So…you’ve recently been hurt or are experiencing a bout of pain and are curious if you can still work out? Below is a guide on how to manage exercising while working around pain or an injury. I am frequently asked how one can manage to work around pain and still make it to the gym or group fitness class. The easy answer is, yes you can still exercise barring you are not suffering from a very serious injury, serious pathology, or recovering from an intense surgery. The hard answer is also yes, however, the hardest about this is understanding the multitude of factors that need to be considered when exercising with pain.
1. You need to accept it is okay to Modify
I see this all the time with patients who have a competitive side to them and can’t seem to drop their ego for a short period of time. For example, the powerlifter or CrossFit athlete who refuses to drop their weight, reduce total volume, or change the exercise with shoulder pain. This is easily the hardest part of the rehab process. There are SO many ways to get stronger or exercise while dealing with pain but refusing to temporarily change HOW you do it for the sake of recovering from something will be your downfall. Once you accept you will be doing something different for the time being, you are ready to start the rehab process the right way.
2. Modifying Variables
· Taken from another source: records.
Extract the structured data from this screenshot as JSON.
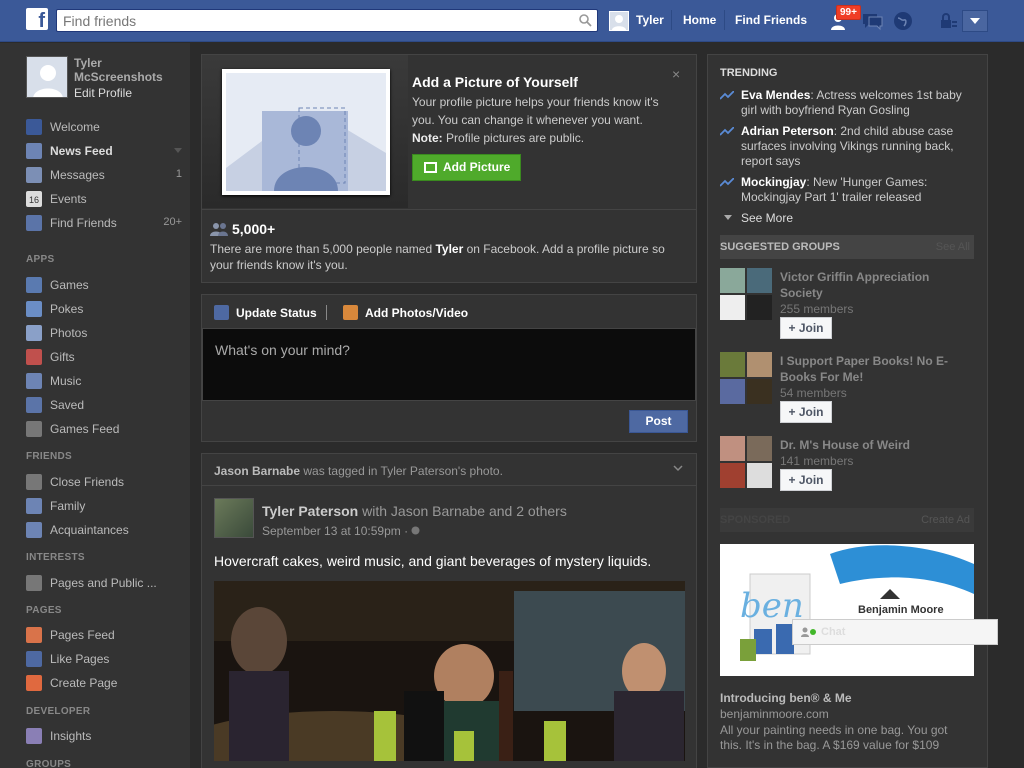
{
  "topbar": {
    "logo": "f",
    "search_placeholder": "Find friends",
    "user_name": "Tyler",
    "home": "Home",
    "find_friends": "Find Friends",
    "notif_count": "99+",
    "bar_color": "#3b5998"
  },
  "profile": {
    "name": "Tyler McScreenshots",
    "edit": "Edit Profile"
  },
  "nav": {
    "favorites": [
      {
        "label": "Welcome",
        "icon": "facebook-icon",
        "count": ""
      },
      {
        "label": "News Feed",
        "icon": "news-feed-icon",
        "count": ""
      },
      {
        "label": "Messages",
        "icon": "messages-icon",
        "count": "1"
      },
      {
        "label": "Events",
        "icon": "calendar-icon",
        "count": ""
      },
      {
        "label": "Find Friends",
        "icon": "find-friends-icon",
        "count": "20+"
      }
    ],
    "apps_title": "APPS",
    "apps": [
      {
        "label": "Games",
        "icon": "games-icon"
      },
      {
        "label": "Pokes",
        "icon": "pokes-icon"
      },
      {
        "label": "Photos",
        "icon": "photos-icon"
      },
      {
        "label": "Gifts",
        "icon": "gifts-icon"
      },
      {
        "label": "Music",
        "icon": "music-icon"
      },
      {
        "label": "Saved",
        "icon": "saved-icon"
      },
      {
        "label": "Games Feed",
        "icon": "games-feed-icon"
      }
    ],
    "friends_title": "FRIENDS",
    "friends": [
      {
        "label": "Close Friends",
        "icon": "star-icon"
      },
      {
        "label": "Family",
        "icon": "family-icon"
      },
      {
        "label": "Acquaintances",
        "icon": "acquaintances-icon"
      }
    ],
    "interests_title": "INTERESTS",
    "interests": [
      {
        "label": "Pages and Public ...",
        "icon": "pages-feed-icon"
      }
    ],
    "pages_title": "PAGES",
    "pages": [
      {
        "label": "Pages Feed",
        "icon": "flag-icon"
      },
      {
        "label": "Like Pages",
        "icon": "thumbs-up-icon"
      },
      {
        "label": "Create Page",
        "icon": "plus-icon"
      }
    ],
    "developer_title": "DEVELOPER",
    "developer": [
      {
        "label": "Insights",
        "icon": "insights-icon"
      }
    ],
    "groups_title": "GROUPS"
  },
  "add_picture": {
    "title": "Add a Picture of Yourself",
    "desc": "Your profile picture helps your friends know it's you. You can change it whenever you want.",
    "note_label": "Note:",
    "note_text": "Profile pictures are public.",
    "button": "Add Picture",
    "close": "×",
    "count": "5,000+",
    "count_desc_before": "There are more than 5,000 people named ",
    "count_name": "Tyler",
    "count_desc_after": " on Facebook. Add a profile picture so your friends know it's you."
  },
  "composer": {
    "tab_status": "Update Status",
    "tab_photos": "Add Photos/Video",
    "placeholder": "What's on your mind?",
    "post": "Post"
  },
  "story": {
    "header_name": "Jason Barnabe",
    "header_rest": " was tagged in Tyler Paterson's photo.",
    "author": "Tyler Paterson",
    "with": " with Jason Barnabe and 2 others",
    "time": "September 13 at 10:59pm · ",
    "text": "Hovercraft cakes, weird music, and giant beverages of mystery liquids."
  },
  "trending": {
    "title": "TRENDING",
    "items": [
      {
        "name": "Eva Mendes",
        "text": ": Actress welcomes 1st baby girl with boyfriend Ryan Gosling"
      },
      {
        "name": "Adrian Peterson",
        "text": ": 2nd child abuse case surfaces involving Vikings running back, report says"
      },
      {
        "name": "Mockingjay",
        "text": ": New 'Hunger Games: Mockingjay Part 1' trailer released"
      }
    ],
    "see_more": "See More"
  },
  "suggested_groups": {
    "title": "SUGGESTED GROUPS",
    "see_all": "See All",
    "join": "+ Join",
    "groups": [
      {
        "name": "Victor Griffin Appreciation Society",
        "members": "255 members"
      },
      {
        "name": "I Support Paper Books! No E-Books For Me!",
        "members": "54 members"
      },
      {
        "name": "Dr. M's House of Weird",
        "members": "141 members"
      }
    ]
  },
  "sponsored": {
    "title": "SPONSORED",
    "create_ad": "Create Ad",
    "brand": "Benjamin Moore",
    "ad_script": "ben",
    "ad_title": "Introducing ben® & Me",
    "ad_url": "benjaminmoore.com",
    "ad_desc": "All your painting needs in one bag. You got this. It's in the bag. A $169 value for $109"
  },
  "chat": {
    "label": "Chat"
  }
}
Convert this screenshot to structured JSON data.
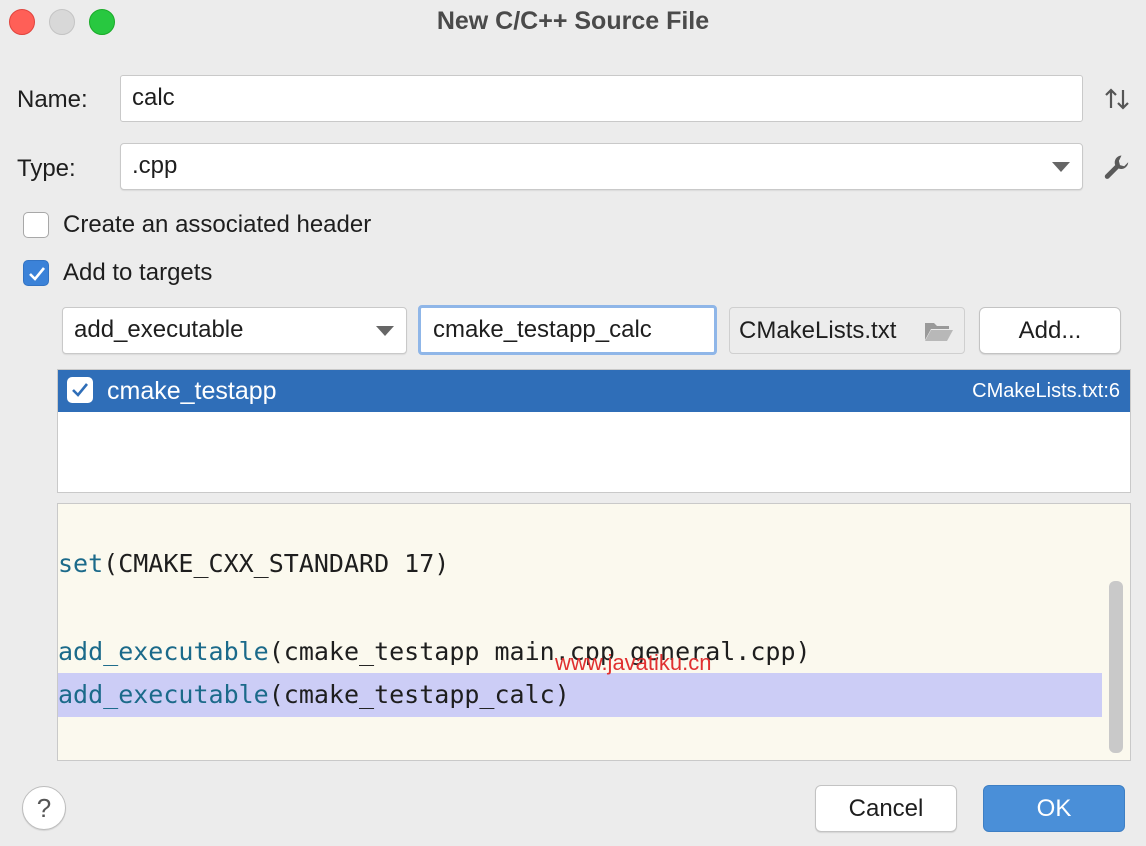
{
  "window": {
    "title": "New C/C++ Source File"
  },
  "form": {
    "name_label": "Name:",
    "name_value": "calc",
    "type_label": "Type:",
    "type_value": ".cpp",
    "create_header_label": "Create an associated header",
    "create_header_checked": false,
    "add_targets_label": "Add to targets",
    "add_targets_checked": true
  },
  "targets_toolbar": {
    "command_value": "add_executable",
    "target_name_value": "cmake_testapp_calc",
    "cmake_file_value": "CMakeLists.txt",
    "add_button": "Add..."
  },
  "targets_list": [
    {
      "name": "cmake_testapp",
      "location": "CMakeLists.txt:6",
      "checked": true,
      "selected": true
    }
  ],
  "code_preview": {
    "lines": [
      {
        "fn": "set",
        "args": "(CMAKE_CXX_STANDARD 17)",
        "highlight": false
      },
      {
        "fn": "add_executable",
        "args": "(cmake_testapp main.cpp general.cpp)",
        "highlight": false
      },
      {
        "fn": "add_executable",
        "args": "(cmake_testapp_calc)",
        "highlight": true
      }
    ],
    "watermark": "www.javatiku.cn"
  },
  "footer": {
    "help_label": "?",
    "cancel_button": "Cancel",
    "ok_button": "OK"
  },
  "colors": {
    "selection": "#2f6eb8",
    "primary_button": "#4a8fd8",
    "highlight_line": "#cccdf6",
    "code_background": "#fbf9ee",
    "keyword": "#1b6a8a"
  },
  "icons": {
    "sort": "sort-icon",
    "settings": "wrench-icon",
    "folder": "folder-open-icon"
  }
}
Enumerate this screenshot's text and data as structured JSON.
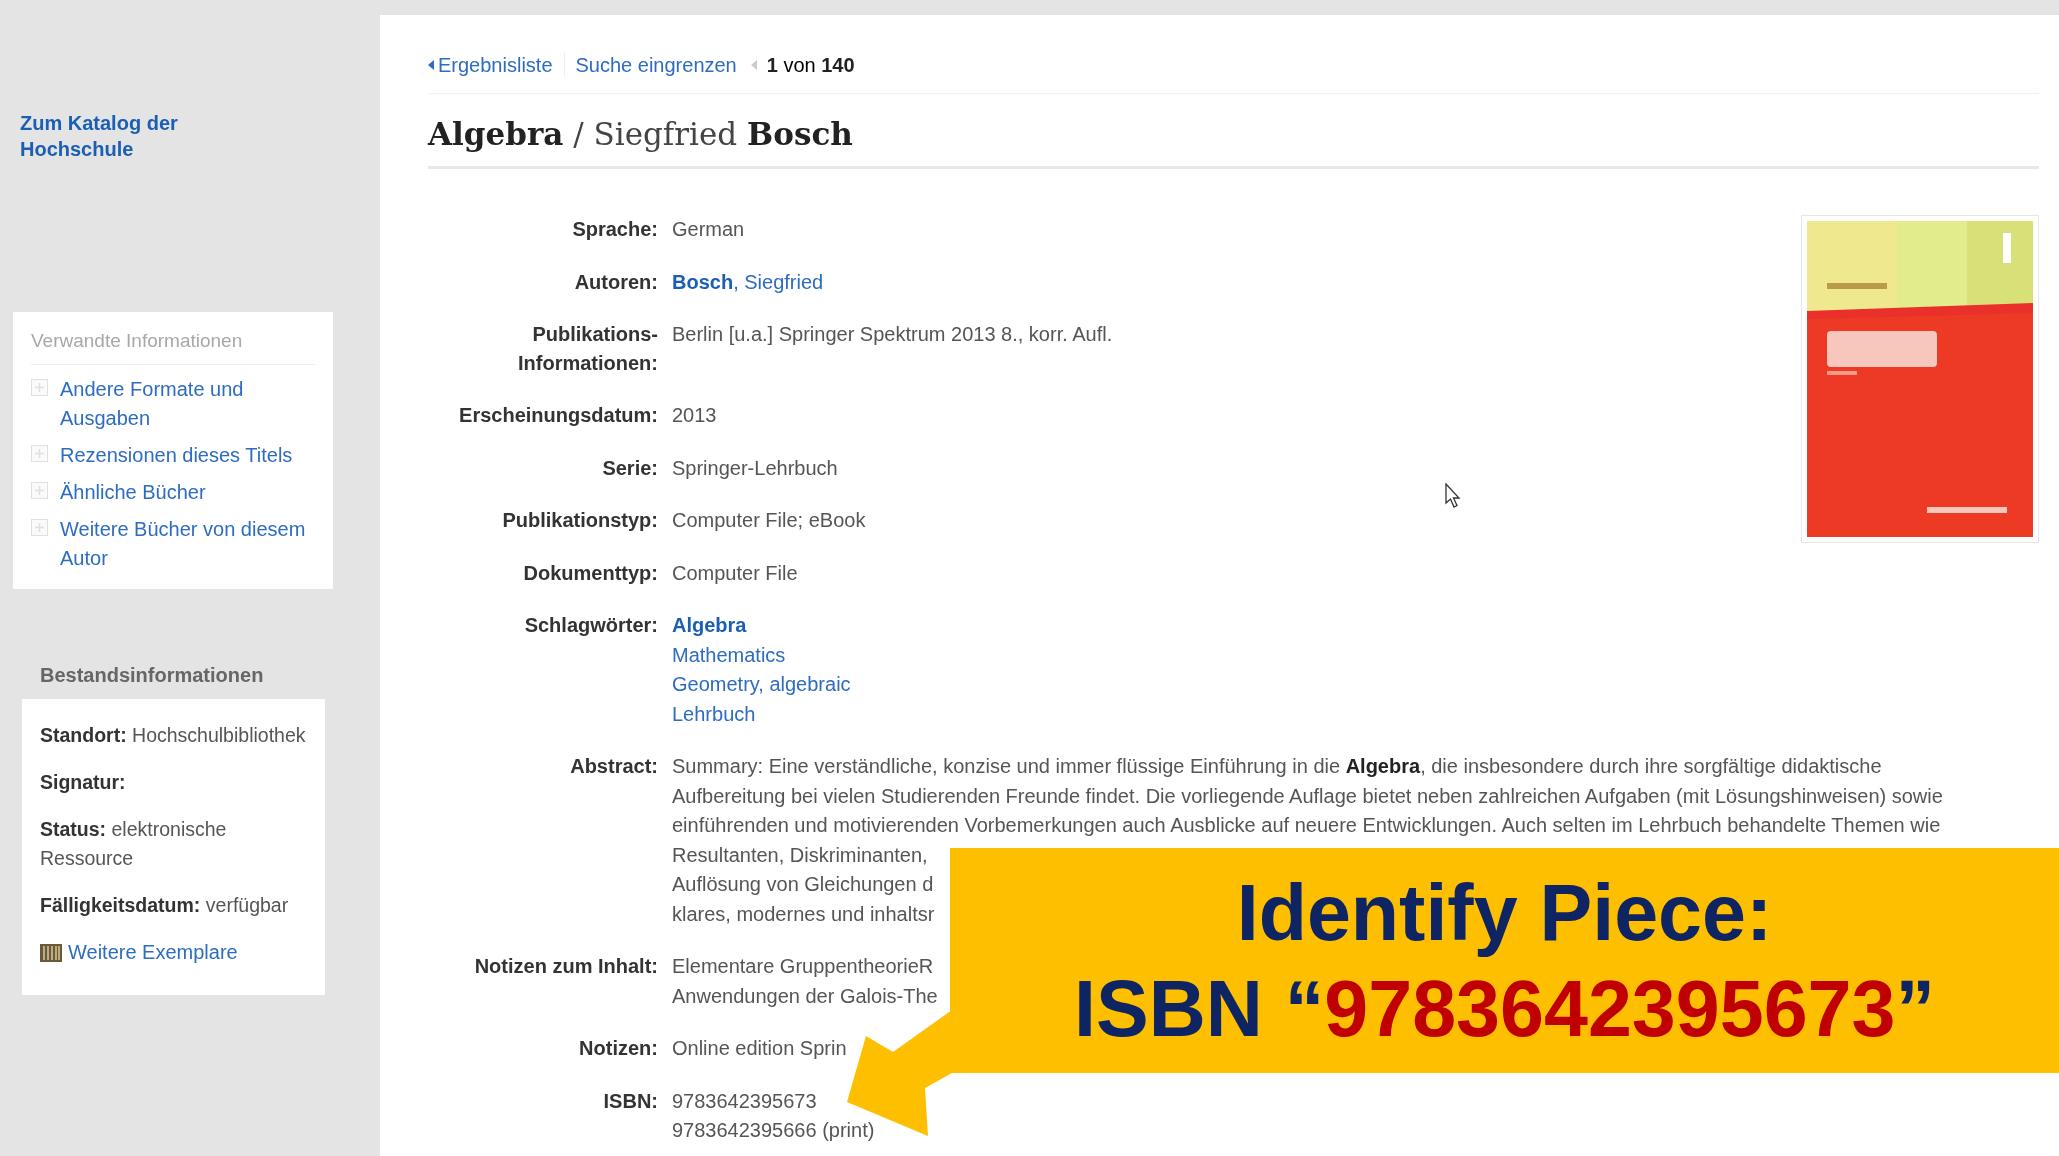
{
  "sidebar": {
    "catalog_link": "Zum Katalog der Hochschule",
    "related": {
      "heading": "Verwandte Informationen",
      "items": [
        "Andere Formate und Ausgaben",
        "Rezensionen dieses Titels",
        "Ähnliche Bücher",
        "Weitere Bücher von diesem Autor"
      ]
    },
    "holdings": {
      "heading": "Bestandsinformationen",
      "fields": [
        "**Standort:** Hochschulbibliothek",
        "**Signatur:**",
        "**Status:** elektronische Ressource",
        "**Fälligkeitsdatum:** verfügbar"
      ],
      "link": "Weitere Exemplare"
    }
  },
  "nav": {
    "back": "Ergebnisliste",
    "refine": "Suche eingrenzen",
    "position": "**1** von **140**"
  },
  "title": "**Algebra** / Siegfried **Bosch**",
  "details": [
    {
      "label": "Sprache:",
      "kind": "text",
      "lines": [
        "German"
      ]
    },
    {
      "label": "Autoren:",
      "kind": "link",
      "lines": [
        "**Bosch**, Siegfried"
      ]
    },
    {
      "label": "Publikations-Informationen:",
      "kind": "text",
      "lines": [
        "Berlin [u.a.] Springer Spektrum 2013 8., korr. Aufl."
      ]
    },
    {
      "label": "Erscheinungsdatum:",
      "kind": "text",
      "lines": [
        "2013"
      ]
    },
    {
      "label": "Serie:",
      "kind": "text",
      "lines": [
        "Springer-Lehrbuch"
      ]
    },
    {
      "label": "Publikationstyp:",
      "kind": "text",
      "lines": [
        "Computer File; eBook"
      ]
    },
    {
      "label": "Dokumenttyp:",
      "kind": "text",
      "lines": [
        "Computer File"
      ]
    },
    {
      "label": "Schlagwörter:",
      "kind": "link",
      "lines": [
        "**Algebra**",
        "Mathematics",
        "Geometry, algebraic",
        "Lehrbuch"
      ]
    },
    {
      "label": "Abstract:",
      "kind": "text",
      "lines": [
        "Summary: Eine verständliche, konzise und immer flüssige Einführung in die **Algebra**, die insbesondere durch ihre sorgfältige didaktische",
        "Aufbereitung bei vielen Studierenden Freunde findet. Die vorliegende Auflage bietet neben zahlreichen Aufgaben (mit Lösungshinweisen) sowie",
        "einführenden und motivierenden Vorbemerkungen auch Ausblicke auf neuere Entwicklungen. Auch selten im Lehrbuch behandelte Themen wie",
        "Resultanten, Diskriminanten,",
        "Auflösung von Gleichungen d",
        "klares, modernes und inhaltsr"
      ]
    },
    {
      "label": "Notizen zum Inhalt:",
      "kind": "text",
      "lines": [
        "Elementare GruppentheorieR",
        "Anwendungen der Galois-The"
      ]
    },
    {
      "label": "Notizen:",
      "kind": "text",
      "lines": [
        "Online edition Sprin"
      ]
    },
    {
      "label": "ISBN:",
      "kind": "text",
      "lines": [
        "9783642395673",
        "9783642395666 (print)"
      ]
    }
  ],
  "callout": {
    "line1": "Identify Piece:",
    "prefix": "ISBN “",
    "number": "9783642395673",
    "suffix": "”"
  }
}
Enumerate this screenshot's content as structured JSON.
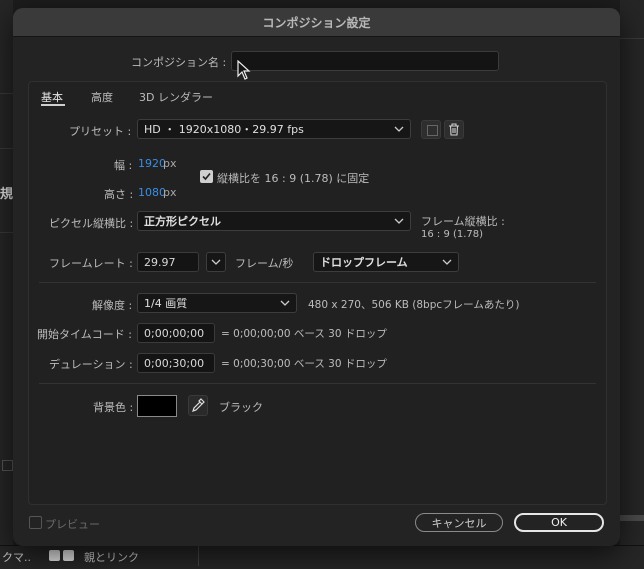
{
  "background": {
    "left_label": "規",
    "bottom_left_text": "クマ..",
    "bottom_parent_link": "親とリンク"
  },
  "dialog": {
    "title": "コンポジション設定",
    "comp_name": {
      "label": "コンポジション名 :",
      "value": ""
    },
    "tabs": [
      {
        "label": "基本",
        "active": true
      },
      {
        "label": "高度",
        "active": false
      },
      {
        "label": "3D レンダラー",
        "active": false
      }
    ],
    "preset": {
      "label": "プリセット :",
      "value": "HD ・ 1920x1080・29.97 fps"
    },
    "width": {
      "label": "幅 :",
      "value": "1920",
      "unit": "px"
    },
    "height": {
      "label": "高さ :",
      "value": "1080",
      "unit": "px"
    },
    "lock_aspect": {
      "checked": true,
      "label": "縦横比を 16 : 9 (1.78) に固定"
    },
    "pixel_aspect": {
      "label": "ピクセル縦横比 :",
      "value": "正方形ピクセル"
    },
    "frame_aspect": {
      "label": "フレーム縦横比 :",
      "value": "16 : 9 (1.78)"
    },
    "frame_rate": {
      "label": "フレームレート :",
      "value": "29.97",
      "unit": "フレーム/秒",
      "drop": "ドロップフレーム"
    },
    "resolution": {
      "label": "解像度 :",
      "value": "1/4 画質",
      "info": "480 x 270、506 KB (8bpcフレームあたり)"
    },
    "start_timecode": {
      "label": "開始タイムコード :",
      "value": "0;00;00;00",
      "info": "= 0;00;00;00  ベース 30   ドロップ"
    },
    "duration": {
      "label": "デュレーション :",
      "value": "0;00;30;00",
      "info": "= 0;00;30;00  ベース 30   ドロップ"
    },
    "bg_color": {
      "label": "背景色 :",
      "name": "ブラック",
      "swatch": "#000000"
    },
    "preview": {
      "label": "プレビュー",
      "checked": false
    },
    "buttons": {
      "cancel": "キャンセル",
      "ok": "OK"
    }
  },
  "colors": {
    "accent": "#3b8ee5",
    "dialog_bg": "#232323",
    "titlebar": "#3a3a3a"
  }
}
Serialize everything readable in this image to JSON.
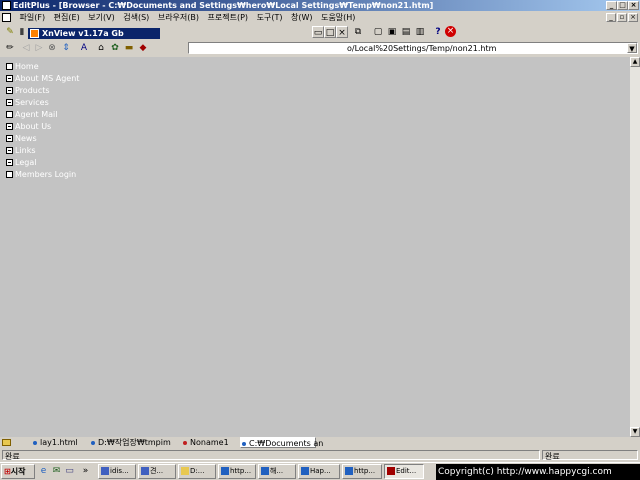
{
  "window": {
    "title": "EditPlus - [Browser - C:₩Documents and Settings₩hero₩Local Settings₩Temp₩non21.htm]"
  },
  "menu": [
    "파일(F)",
    "편집(E)",
    "보기(V)",
    "검색(S)",
    "브라우저(B)",
    "프로젝트(P)",
    "도구(T)",
    "창(W)",
    "도움말(H)"
  ],
  "xnview": {
    "title": "XnView v1.17a Gb"
  },
  "address": {
    "value": "o/Local%20Settings/Temp/non21.htm"
  },
  "nav": [
    {
      "label": "Home",
      "icon": "closed-box"
    },
    {
      "label": "About MS Agent",
      "icon": "open-box"
    },
    {
      "label": "Products",
      "icon": "open-box"
    },
    {
      "label": "Services",
      "icon": "open-box"
    },
    {
      "label": "Agent Mail",
      "icon": "closed-box"
    },
    {
      "label": "About Us",
      "icon": "open-box"
    },
    {
      "label": "News",
      "icon": "open-box"
    },
    {
      "label": "Links",
      "icon": "open-box"
    },
    {
      "label": "Legal",
      "icon": "open-box"
    },
    {
      "label": "Members Login",
      "icon": "closed-box"
    }
  ],
  "tabs": [
    {
      "label": "lay1.html",
      "color": "#2060c0"
    },
    {
      "label": "D:₩작업장₩tmpim",
      "color": "#2060c0"
    },
    {
      "label": "Noname1",
      "color": "#c02020"
    },
    {
      "label": "C:₩Documents an",
      "color": "#2060c0"
    }
  ],
  "status": {
    "left": "완료",
    "right": "완료"
  },
  "taskbar": {
    "start": "시작",
    "buttons": [
      "idis...",
      "견...",
      "D:...",
      "http...",
      "해...",
      "Hap...",
      "http...",
      "Edit..."
    ]
  },
  "copyright": "Copyright(c) http://www.happycgi.com",
  "colors": {
    "titlebar": "#0a246a",
    "content_bg": "#c3c3c3",
    "nav_text": "#ffffff"
  }
}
There are a plethora of variables to modify when experiencing pain. This is where the art and philosophy of being a clinician come in as there is no single right way to do it. In addition, not only is selecting the appropriate variable to modify important, but the dosage as well. You’ve probably heard me say “the dosage makes the poison” before. Too little or too much can be harmful. We need to work together to find the perfect Goldilocks not too little, not too much dosage as well.
Here is a short list of variables that can be potentially modified throughout the rehab process:
- Acute Volume (set and rep scheme for the day)
- Total Volume (weekly load)
- Range of Motion (pain-free ROM)
- Biomechanical Load (foot or hand positioning)
- Tempo (slow and controlled tempo)
- Exercise Selection (squat vs split squat)
- Degree of Stability (double vs single leg)
- Intensity (50-60% of 1RM instead of 80-90%
- Type of Resistance (band, weight, machine)
This list does not include all variables, but there are many different ways this can be done. For example, if you cannot barbell snatch because 1 shoulder is hurting, do single-arm dumbbell snatches. Or if you’re hurting mid-set, drop the weight or reps. Or do a box-squat. We can go all day! You get the point.
3. Determine Baseline and Progress
You will never know how far you come unless you determine what you can do, how you can do it, and how you feel while doing it. If not done in the office, the process should be
A. Find a tolerable baseline. Establish at a minimum of WHAT you can still do
B. Establish a load tolerance. Figure out HOW MUCH you can still do
C. Establish prescription and monitor response. Determine HOW you felt
D. Gradually progress/regress as needed and retest.
These are all important factors to remember as we tend to just analyze how we feel versus what is actually going on. There have been plenty of times when someone may FEEL the same amount of pain or discomfort, but their weight or load has increased significantly. It is important to see and understand the little victories in the rehab process. If you’re interested in learning more about how this process can be applied to your pain or injury, Strength & Spine Chiropractic is here to help! You can always schedule your appointment at strengthchiro.com, call, or send a message on Instagram at @strengthspinechiro
Dr. Cameron Gholampour